What the task asks | Your copy should match the entries exactly, with the pictures left out.

[Element data from apps and pages]

============

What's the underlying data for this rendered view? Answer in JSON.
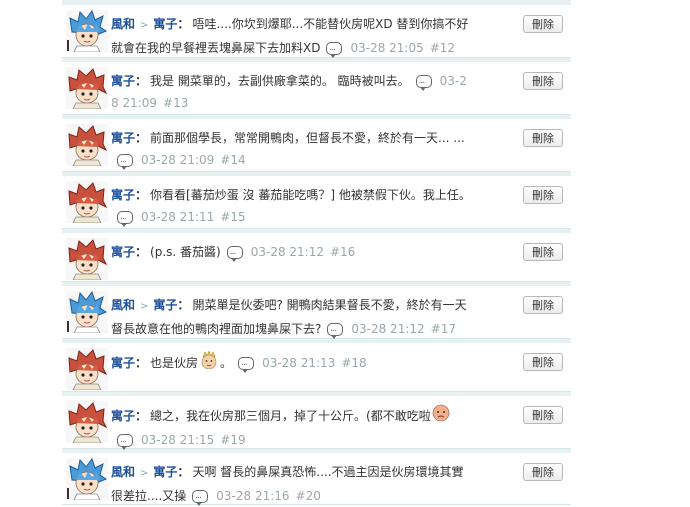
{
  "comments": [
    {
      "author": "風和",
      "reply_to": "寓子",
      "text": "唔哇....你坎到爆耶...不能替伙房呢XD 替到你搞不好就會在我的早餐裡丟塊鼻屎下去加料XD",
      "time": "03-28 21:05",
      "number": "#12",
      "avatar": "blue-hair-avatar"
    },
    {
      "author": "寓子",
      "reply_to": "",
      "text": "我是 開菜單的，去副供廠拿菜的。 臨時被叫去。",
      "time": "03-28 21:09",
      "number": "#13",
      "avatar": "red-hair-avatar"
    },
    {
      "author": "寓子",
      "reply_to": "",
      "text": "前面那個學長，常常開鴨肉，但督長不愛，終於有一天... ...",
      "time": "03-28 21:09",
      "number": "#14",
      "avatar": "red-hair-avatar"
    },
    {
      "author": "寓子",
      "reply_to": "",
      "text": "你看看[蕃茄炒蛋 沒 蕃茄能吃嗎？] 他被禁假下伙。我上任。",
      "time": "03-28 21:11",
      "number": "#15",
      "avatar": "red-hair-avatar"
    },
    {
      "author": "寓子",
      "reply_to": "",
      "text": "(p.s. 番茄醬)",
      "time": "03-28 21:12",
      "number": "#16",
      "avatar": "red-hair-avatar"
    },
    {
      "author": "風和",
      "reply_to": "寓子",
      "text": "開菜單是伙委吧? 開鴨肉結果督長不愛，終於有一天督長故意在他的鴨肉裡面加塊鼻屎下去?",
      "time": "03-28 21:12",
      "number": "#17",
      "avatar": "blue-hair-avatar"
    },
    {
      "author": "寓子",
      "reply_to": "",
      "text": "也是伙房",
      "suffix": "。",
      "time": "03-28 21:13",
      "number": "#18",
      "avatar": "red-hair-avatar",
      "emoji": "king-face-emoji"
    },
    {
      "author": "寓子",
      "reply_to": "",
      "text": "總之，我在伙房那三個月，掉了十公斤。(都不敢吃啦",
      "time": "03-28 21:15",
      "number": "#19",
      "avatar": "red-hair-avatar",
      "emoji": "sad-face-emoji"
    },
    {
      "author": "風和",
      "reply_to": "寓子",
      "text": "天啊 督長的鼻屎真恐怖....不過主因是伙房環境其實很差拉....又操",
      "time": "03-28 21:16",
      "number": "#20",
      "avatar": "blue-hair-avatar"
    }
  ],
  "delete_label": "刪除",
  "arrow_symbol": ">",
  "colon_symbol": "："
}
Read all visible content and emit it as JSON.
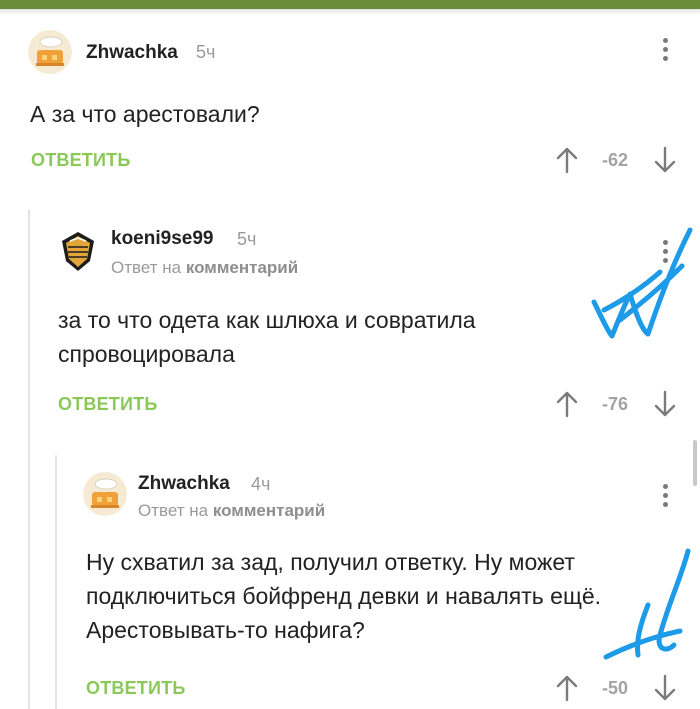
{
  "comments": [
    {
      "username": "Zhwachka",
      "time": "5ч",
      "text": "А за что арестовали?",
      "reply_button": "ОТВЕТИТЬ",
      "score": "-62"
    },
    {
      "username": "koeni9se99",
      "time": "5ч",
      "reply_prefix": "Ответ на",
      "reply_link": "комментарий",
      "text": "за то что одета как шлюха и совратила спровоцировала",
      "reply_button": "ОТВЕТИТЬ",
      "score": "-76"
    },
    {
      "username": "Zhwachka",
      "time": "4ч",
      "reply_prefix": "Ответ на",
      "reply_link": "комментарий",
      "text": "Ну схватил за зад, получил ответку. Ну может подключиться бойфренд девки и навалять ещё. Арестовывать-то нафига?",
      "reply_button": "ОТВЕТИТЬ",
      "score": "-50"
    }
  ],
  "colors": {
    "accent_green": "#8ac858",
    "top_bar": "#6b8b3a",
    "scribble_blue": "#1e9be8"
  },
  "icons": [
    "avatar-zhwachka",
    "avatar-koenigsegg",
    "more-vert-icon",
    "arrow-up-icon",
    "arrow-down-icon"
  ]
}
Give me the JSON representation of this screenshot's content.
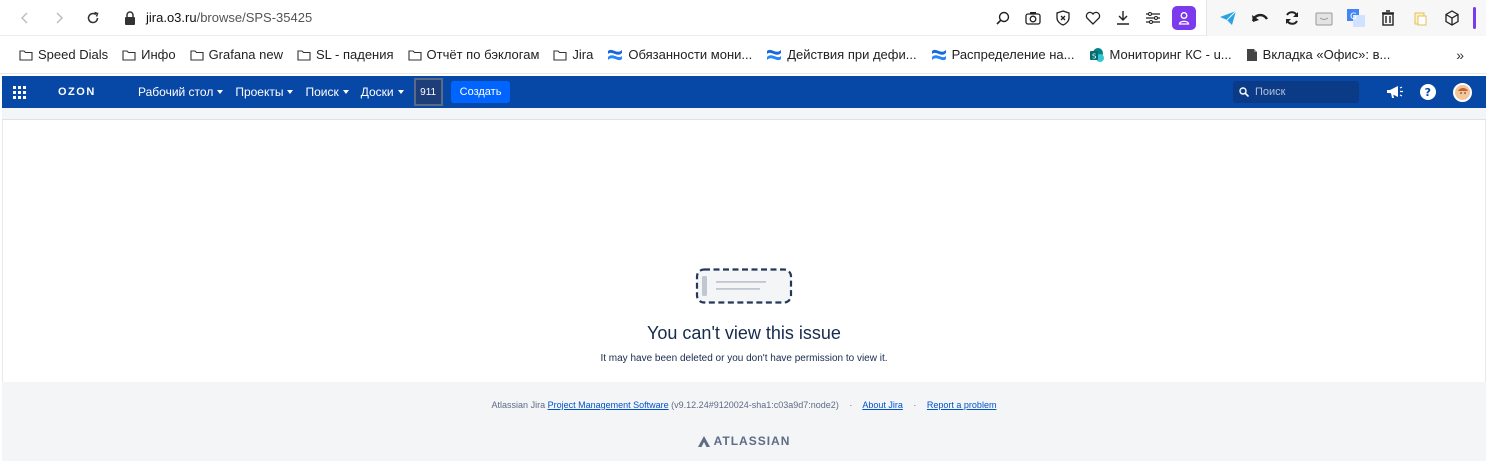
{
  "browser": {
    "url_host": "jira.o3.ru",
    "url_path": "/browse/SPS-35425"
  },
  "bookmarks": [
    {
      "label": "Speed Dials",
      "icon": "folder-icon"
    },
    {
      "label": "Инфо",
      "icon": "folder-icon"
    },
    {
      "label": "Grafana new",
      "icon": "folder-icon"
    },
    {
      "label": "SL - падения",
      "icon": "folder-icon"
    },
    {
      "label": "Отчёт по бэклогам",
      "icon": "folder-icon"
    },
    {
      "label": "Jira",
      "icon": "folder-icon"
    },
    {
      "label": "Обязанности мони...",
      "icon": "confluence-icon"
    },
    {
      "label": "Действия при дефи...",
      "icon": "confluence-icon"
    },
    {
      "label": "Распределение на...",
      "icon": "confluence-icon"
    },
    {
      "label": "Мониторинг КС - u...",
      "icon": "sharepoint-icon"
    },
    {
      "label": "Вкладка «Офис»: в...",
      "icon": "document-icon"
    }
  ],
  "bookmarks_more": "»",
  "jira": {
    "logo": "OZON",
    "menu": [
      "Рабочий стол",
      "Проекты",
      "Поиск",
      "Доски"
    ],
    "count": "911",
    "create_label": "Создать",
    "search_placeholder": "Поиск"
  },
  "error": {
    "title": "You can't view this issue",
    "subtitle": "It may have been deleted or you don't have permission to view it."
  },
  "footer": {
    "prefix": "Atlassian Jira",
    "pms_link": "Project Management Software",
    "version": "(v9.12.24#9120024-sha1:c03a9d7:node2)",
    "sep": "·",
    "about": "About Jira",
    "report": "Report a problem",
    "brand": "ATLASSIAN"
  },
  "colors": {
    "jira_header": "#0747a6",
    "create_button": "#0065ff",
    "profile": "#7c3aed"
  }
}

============

Answer to this task |
What's the underlying data for this rendered view? Answer in JSON.
{
  "comments": [
    {
      "author": "風和",
      "reply_to": "寓子",
      "text": "唔哇....你坎到爆耶...不能替伙房呢XD 替到你搞不好就會在我的早餐裡丟塊鼻屎下去加料XD",
      "time": "03-28 21:05",
      "number": "#12",
      "avatar": "blue-hair-avatar"
    },
    {
      "author": "寓子",
      "reply_to": "",
      "text": "我是 開菜單的，去副供廠拿菜的。 臨時被叫去。",
      "time": "03-28 21:09",
      "number": "#13",
      "avatar": "red-hair-avatar"
    },
    {
      "author": "寓子",
      "reply_to": "",
      "text": "前面那個學長，常常開鴨肉，但督長不愛，終於有一天... ...",
      "time": "03-28 21:09",
      "number": "#14",
      "avatar": "red-hair-avatar"
    },
    {
      "author": "寓子",
      "reply_to": "",
      "text": "你看看[蕃茄炒蛋 沒 蕃茄能吃嗎？] 他被禁假下伙。我上任。",
      "time": "03-28 21:11",
      "number": "#15",
      "avatar": "red-hair-avatar"
    },
    {
      "author": "寓子",
      "reply_to": "",
      "text": "(p.s. 番茄醬)",
      "time": "03-28 21:12",
      "number": "#16",
      "avatar": "red-hair-avatar"
    },
    {
      "author": "風和",
      "reply_to": "寓子",
      "text": "開菜單是伙委吧? 開鴨肉結果督長不愛，終於有一天督長故意在他的鴨肉裡面加塊鼻屎下去?",
      "time": "03-28 21:12",
      "number": "#17",
      "avatar": "blue-hair-avatar"
    },
    {
      "author": "寓子",
      "reply_to": "",
      "text": "也是伙房",
      "suffix": "。",
      "time": "03-28 21:13",
      "number": "#18",
      "avatar": "red-hair-avatar",
      "emoji": "king-face-emoji"
    },
    {
      "author": "寓子",
      "reply_to": "",
      "text": "總之，我在伙房那三個月，掉了十公斤。(都不敢吃啦",
      "time": "03-28 21:15",
      "number": "#19",
      "avatar": "red-hair-avatar",
      "emoji": "sad-face-emoji"
    },
    {
      "author": "風和",
      "reply_to": "寓子",
      "text": "天啊 督長的鼻屎真恐怖....不過主因是伙房環境其實很差拉....又操",
      "time": "03-28 21:16",
      "number": "#20",
      "avatar": "blue-hair-avatar"
    }
  ],
  "delete_label": "刪除",
  "arrow_symbol": ">",
  "colon_symbol": "："
}
Read all visible content and emit it as JSON.
{
  "comments": [
    {
      "username": "Zhwachka",
      "time": "5ч",
      "text": "А за что арестовали?",
      "reply_button": "ОТВЕТИТЬ",
      "score": "-62"
    },
    {
      "username": "koeni9se99",
      "time": "5ч",
      "reply_prefix": "Ответ на",
      "reply_link": "комментарий",
      "text": "за то что одета как шлюха и совратила спровоцировала",
      "reply_button": "ОТВЕТИТЬ",
      "score": "-76"
    },
    {
      "username": "Zhwachka",
      "time": "4ч",
      "reply_prefix": "Ответ на",
      "reply_link": "комментарий",
      "text": "Ну схватил за зад, получил ответку. Ну может подключиться бойфренд девки и навалять ещё. Арестовывать-то нафига?",
      "reply_button": "ОТВЕТИТЬ",
      "score": "-50"
    }
  ],
  "colors": {
    "accent_green": "#8ac858",
    "top_bar": "#6b8b3a",
    "scribble_blue": "#1e9be8"
  },
  "icons": [
    "avatar-zhwachka",
    "avatar-koenigsegg",
    "more-vert-icon",
    "arrow-up-icon",
    "arrow-down-icon"
  ]
}
Give me the JSON representation of this screenshot's content.
{
  "browser": {
    "url_host": "jira.o3.ru",
    "url_path": "/browse/SPS-35425"
  },
  "bookmarks": [
    {
      "label": "Speed Dials",
      "icon": "folder-icon"
    },
    {
      "label": "Инфо",
      "icon": "folder-icon"
    },
    {
      "label": "Grafana new",
      "icon": "folder-icon"
    },
    {
      "label": "SL - падения",
      "icon": "folder-icon"
    },
    {
      "label": "Отчёт по бэклогам",
      "icon": "folder-icon"
    },
    {
      "label": "Jira",
      "icon": "folder-icon"
    },
    {
      "label": "Обязанности мони...",
      "icon": "confluence-icon"
    },
    {
      "label": "Действия при дефи...",
      "icon": "confluence-icon"
    },
    {
      "label": "Распределение на...",
      "icon": "confluence-icon"
    },
    {
      "label": "Мониторинг КС - u...",
      "icon": "sharepoint-icon"
    },
    {
      "label": "Вкладка «Офис»: в...",
      "icon": "document-icon"
    }
  ],
  "bookmarks_more": "»",
  "jira": {
    "logo": "OZON",
    "menu": [
      "Рабочий стол",
      "Проекты",
      "Поиск",
      "Доски"
    ],
    "count": "911",
    "create_label": "Создать",
    "search_placeholder": "Поиск"
  },
  "error": {
    "title": "You can't view this issue",
    "subtitle": "It may have been deleted or you don't have permission to view it."
  },
  "footer": {
    "prefix": "Atlassian Jira",
    "pms_link": "Project Management Software",
    "version": "(v9.12.24#9120024-sha1:c03a9d7:node2)",
    "sep": "·",
    "about": "About Jira",
    "report": "Report a problem",
    "brand": "ATLASSIAN"
  },
  "colors": {
    "jira_header": "#0747a6",
    "create_button": "#0065ff",
    "profile": "#7c3aed"
  }
}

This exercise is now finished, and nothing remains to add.